AN ex-church minister and Oxfordshire magistrate who sexually abused vulnerable young boys for more than two decades has been jailed.

Robert Dando, of no fixed abode, showed little emotion as Oxford Crown Court heard the extent to which he had 'groomed' the boys, none of whom can be named for legal reasons, and forced them to engage in sex acts, sometimes on a weekly basis.

Dando had already admitted 13 counts of indecent assault and sexual assault against the seven victims between February 1985 and September 2009.

The 53-year old had used his high standing and position's of authority, including as a minister at Bicester's Orchard Baptist Church as well as a governor at Kings Meadow School, Bicester, to carry out the campaign of abuse, the court heard.

At his sentencing hearing yesterday, prosecutor Kim Preston said he had been a 'leading light' in the baptist church, a factor he had used to prey on his victims.

She said: "He is a man who it transpired used the church and his position within it to influence those who trusted him with their spiritual guidance and their most precious gifts; their children."

She told the court Dando would befriend the boys initially through their parents, lavishing some of their children with expensive gifts, first while he was training to be a minister in Cardiff in the 1980s before later carrying out the abuse in Bicester during between 1998 and 2007, and then London's Worcester Park Baptist Church.

One of the boys was taken out for expensive meals at London's Harrod's restaurant and bought gifts including a mountain bike, acts which prosecutors called 'grooming in its purest form' whereby Dando 'bribed' his victims into engaging in sexual activity.

Among the instances of abuse detailed to the court, it was revealed he also made threats, telling one of his victims he would make up stories of a sexual relationship between the boy and his brother if he told anyone about the assaults.

Many of the victims did not come forward and reveal the extent of the abuse until decades later because they felt they would not be believed due to Dando's good standing in the community, the court heard.

Speaking of one of the victims Ms Preston told the court: "He described vividly the shame and disgust he felt being under the will of the defendant.

"He felt there was no one he could tell about this and he felt he would not be believed."

Dando was first caught and later jailed in the US in the state of Virginia in July 2011 after a complaint from a 21-year old that he had abused him between 1995 and 1999 while aged between eight and 13.

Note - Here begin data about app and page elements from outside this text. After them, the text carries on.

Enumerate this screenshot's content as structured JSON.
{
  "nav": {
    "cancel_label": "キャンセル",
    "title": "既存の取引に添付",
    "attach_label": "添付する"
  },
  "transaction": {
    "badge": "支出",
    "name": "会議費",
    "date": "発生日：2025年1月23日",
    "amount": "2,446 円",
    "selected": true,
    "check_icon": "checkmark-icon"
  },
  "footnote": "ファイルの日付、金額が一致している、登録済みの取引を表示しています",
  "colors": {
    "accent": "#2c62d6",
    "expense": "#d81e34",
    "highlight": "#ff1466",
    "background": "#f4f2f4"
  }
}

During that investigation, a second victim also came forward and said Dando had abused him when he was aged between seven and eight, before UK officers were despatched and carried out their own investigation ahead of his extradition back to Britain, where he went on to admit all charges.

In mitigation, Christopher Knox said that his client was 'mortified' at what he had done.

He said: "He is seeking to make it clear that he has accepted what he has done, that what he has done is very wrong indeed."

He also urged leniency in light of his seven years already spent in prison in Virginia and said he had been 'seriously punished' during his incarceration.

Sentencing, Judge Ian Pringle QC said: "You were a leading light in the baptist church community.

"You were a minister, you became a magistrate, you were charismatic and you gained the trust of virtually every single person that you met within your community.

"For a period of over twenty years you proceeded to grotesquely abuse that trust and abuse a large number of children.

"Your method was to gain the confidence of those that looked after them, their parents, you would spend time looking after them, being someone very authoritative and someone that parents would trust.

"Your purpose was to sexually abuse them and that is what you did in various ways."

Dando was jailed for a total of nine years and four months and made subject to a sexual harm prevention order stipulating no contact with children indefinitely.